_WHAT YOU SHOULD DO_. Each line of the records that holds the word "Добавить" should be copied out.

Items from an interface collection

_____

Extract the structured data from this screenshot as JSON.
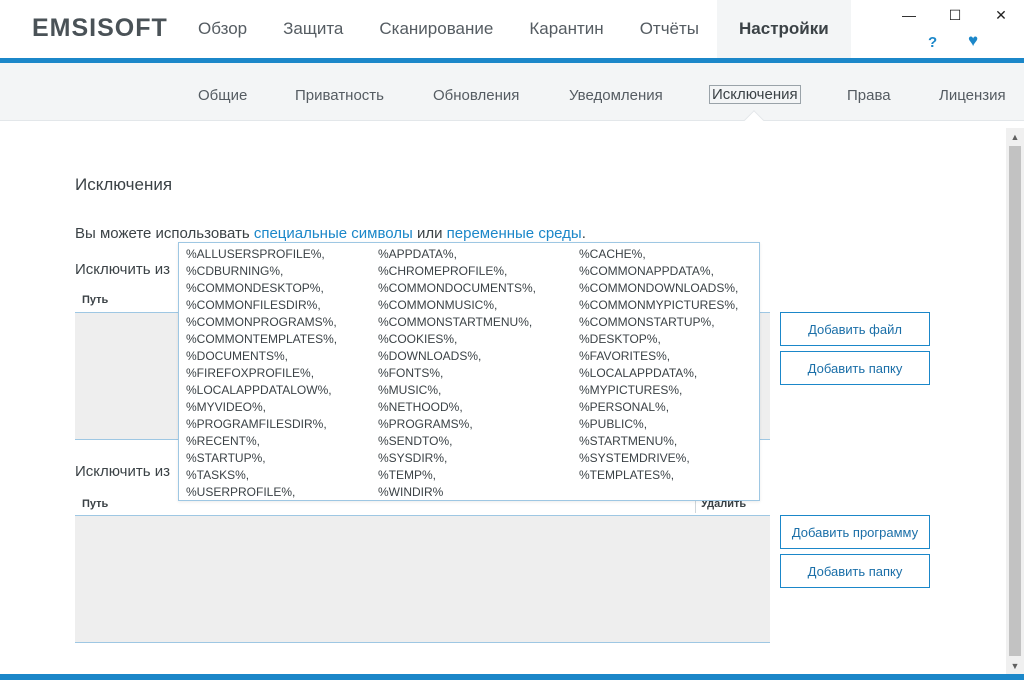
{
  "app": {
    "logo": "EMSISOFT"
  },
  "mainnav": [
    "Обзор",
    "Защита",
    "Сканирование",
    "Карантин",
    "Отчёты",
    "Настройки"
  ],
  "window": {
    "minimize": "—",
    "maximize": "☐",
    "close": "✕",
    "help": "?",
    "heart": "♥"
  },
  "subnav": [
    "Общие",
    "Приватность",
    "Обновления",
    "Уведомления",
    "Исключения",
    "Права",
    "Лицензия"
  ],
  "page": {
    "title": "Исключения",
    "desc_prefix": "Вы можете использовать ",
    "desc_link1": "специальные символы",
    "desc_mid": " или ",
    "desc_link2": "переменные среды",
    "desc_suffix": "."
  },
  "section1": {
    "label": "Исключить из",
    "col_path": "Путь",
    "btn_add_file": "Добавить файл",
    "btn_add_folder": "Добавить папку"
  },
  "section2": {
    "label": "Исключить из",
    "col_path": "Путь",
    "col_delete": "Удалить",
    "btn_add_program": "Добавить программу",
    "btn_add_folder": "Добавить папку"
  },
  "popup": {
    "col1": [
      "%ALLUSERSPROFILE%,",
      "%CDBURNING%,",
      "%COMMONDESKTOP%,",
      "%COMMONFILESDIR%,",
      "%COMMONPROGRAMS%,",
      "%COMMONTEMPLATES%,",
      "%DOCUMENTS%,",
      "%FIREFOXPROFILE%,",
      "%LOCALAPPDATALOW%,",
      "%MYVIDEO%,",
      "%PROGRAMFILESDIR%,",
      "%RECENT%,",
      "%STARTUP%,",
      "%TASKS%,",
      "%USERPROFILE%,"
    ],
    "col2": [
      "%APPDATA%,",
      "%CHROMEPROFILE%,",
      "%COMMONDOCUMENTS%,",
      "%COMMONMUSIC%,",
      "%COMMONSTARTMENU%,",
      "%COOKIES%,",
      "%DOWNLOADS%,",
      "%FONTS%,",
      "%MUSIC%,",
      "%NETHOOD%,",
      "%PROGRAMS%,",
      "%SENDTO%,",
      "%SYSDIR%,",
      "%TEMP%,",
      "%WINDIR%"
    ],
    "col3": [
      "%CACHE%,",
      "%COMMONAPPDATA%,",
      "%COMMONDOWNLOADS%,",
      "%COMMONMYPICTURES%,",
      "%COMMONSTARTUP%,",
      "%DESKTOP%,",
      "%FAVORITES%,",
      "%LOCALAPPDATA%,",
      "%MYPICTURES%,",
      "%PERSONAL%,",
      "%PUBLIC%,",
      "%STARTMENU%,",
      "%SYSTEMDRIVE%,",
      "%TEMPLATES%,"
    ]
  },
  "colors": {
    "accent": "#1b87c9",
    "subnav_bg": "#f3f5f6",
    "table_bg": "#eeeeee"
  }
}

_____

_WRITTEN RESPONSE_.
    "btn_add_file": "Добавить файл",
    "btn_add_folder": "Добавить папку"
    "btn_add_program": "Добавить программу",
    "btn_add_folder": "Добавить папку"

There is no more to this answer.